2. Has anyone considered the pointlessness of these regulations? What can California really do if I own a corporation in [Island Nation X] with servers for such a game. So they can ban the direct sales of the game on physical media in game stores located in California.

That is just not how most things are done these days. there is some minor convenience offered by the initial xGB installation, but for most games you will be patching immediately - even if you bought it on the day of release. All of these game are purchasable in a download only format and activated by a key that is emailed to you.

A lot, if not most, of the advertisement for games is also online, in the margins and posts of the various online message boards that cater to online gaming.

The only thing success in this legal action will cause is for some companies, most of which are based in California, who are selling these sorts of game - mostly to minors - to leave California and possibly leave the US.

Paul Scott said...

BTW, as an aside, the only reason that players do not experience the pain of their avatars is choice, not technology. The area of physical feedback for in-game experiences has been available and used technology for at least a decade. Flight and Car Racing simulators are the main users, where force reactive game controllers are commonplace. Creating a USB device that delivered pain when an avatar was injured would be child's-play. Likewise, it would be equally easy, of course, to fashion a device that killed the player when the avatar was killed as well.

The main issue, from a technological standpoint, separating the virtual world from the real world, is visual simulation, not tactile.

Michael C. Dorf said...


Let me see whether I can tie the Matrix (which I discussed in the column and the earlier post) in to your point about choice and to my point about disability in this post.

We can imagine that unhappiness with one's lot in reality would be one reason for entering into an extremely realistic virtual reality, in which one experiences the physical pain (and perhaps even death) as well as emotional connection to, one's avatar. In the version I am imagining, one does not even realize one is interacting through an avatar--and experiencing pain would be necessary to the illusion.

In fictional portrayals of such scenarios, physical disability is often a motive for wanting to escape to the virtual reality: Think of Captain Pike in the Star Trek pilot or of the protagonist of Avatar.
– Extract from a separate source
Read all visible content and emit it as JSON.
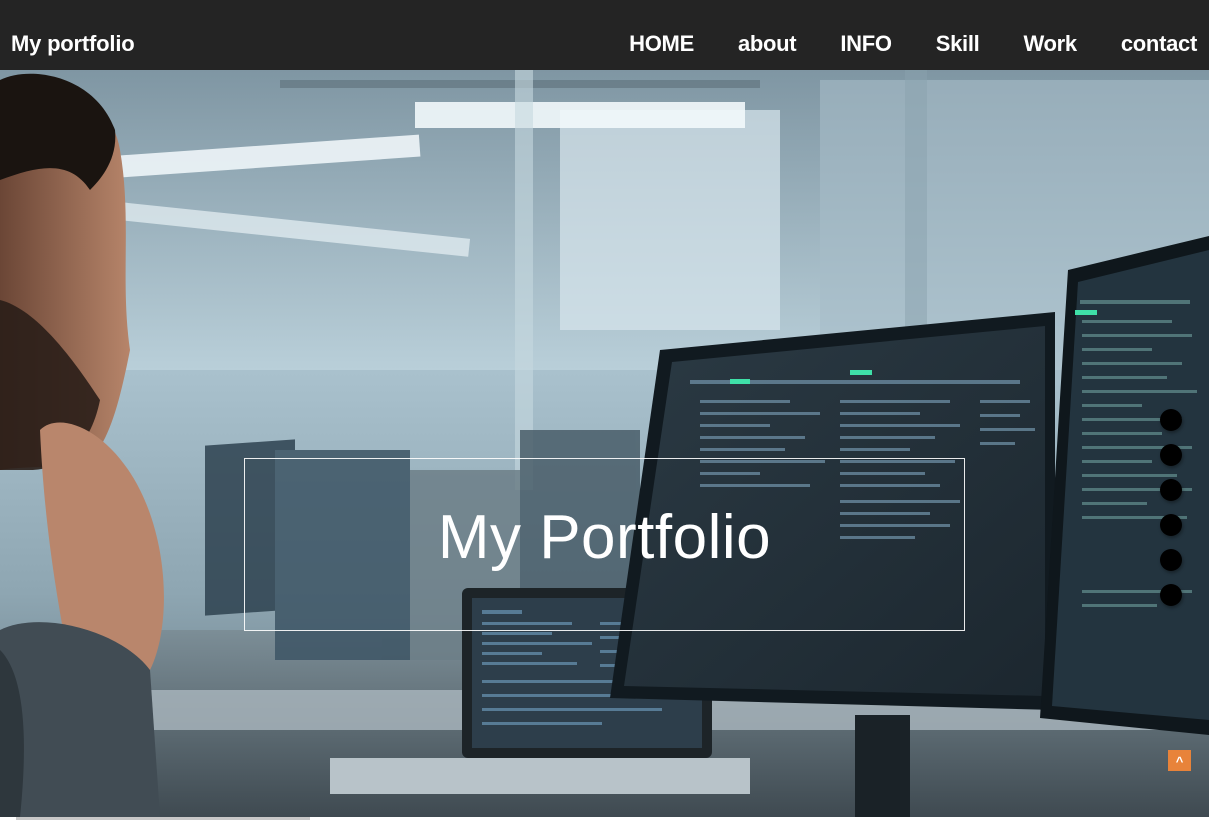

These storylines trade on the largely false view that persons with disabilities have much lower levels of wellbeing than persons who lack disabilities, and in that sense perpetuate destructive attitudes about disability. But physical disability need not be the driving force for entering the realistic virtual reality. Environmental and social conditions could be. Thus, were it not for the fact that the machines use the Matrix as a power source (preposterous plot flaw!), entering the Matrix would seem a quite rational way of escaping from the post-apocalyptic world to a better world.

Kilo said...

It seems that some distinctions from the world of gaming might inform this conversation. Some violent video games (arguably the most immersive ones) are purely single-player. The issue of damage to others is irrelevant in such games, and so any regulation seems to be about restricting the experiences we are permitted to have (presumably because of the negative effects on us those experiences are expected to cause).

A law specifically intended to prevent abuse of others via violent video games would do well to include some understanding of the phenomenon of cheating and "griefing". The difference between these activities and the normal violence which occurs in such games is that players may be presumed to have consented to risk of violent experiences other than those resulting from such cheating/griefing. The most salient comparison seems to be to an athlete who reasonably expects to suffer some harm during the game, and may even be assumed to consent to the risk of certain fouls, but who presumably does not give up the right to press charges for certain extremely unusual forms of assault even during the game.

Michael C. Dorf said...

Kilo: That's a useful clarification. I've been interested in these issues for a while. Tomorrow I'll post a civil procedure exam I gave a few years ago that involves "griefing" occurring in a multi-player context.